Start of Records supplied

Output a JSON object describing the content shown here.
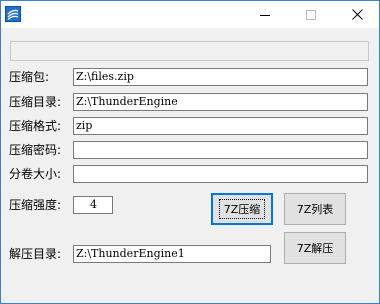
{
  "window": {
    "title": "",
    "controls": [
      "minimize-icon",
      "maximize-icon",
      "close-icon"
    ]
  },
  "form": {
    "fields": [
      {
        "label": "压缩包:",
        "value": "Z:\\files.zip"
      },
      {
        "label": "压缩目录:",
        "value": "Z:\\ThunderEngine"
      },
      {
        "label": "压缩格式:",
        "value": "zip"
      },
      {
        "label": "压缩密码:",
        "value": ""
      },
      {
        "label": "分卷大小:",
        "value": ""
      }
    ],
    "strength": {
      "label": "压缩强度:",
      "value": "4"
    },
    "extract": {
      "label": "解压目录:",
      "value": "Z:\\ThunderEngine1"
    }
  },
  "buttons": {
    "compress": "7Z压缩",
    "list": "7Z列表",
    "extract": "7Z解压"
  }
}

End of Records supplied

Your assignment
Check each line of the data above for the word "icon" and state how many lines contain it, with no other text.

Response
3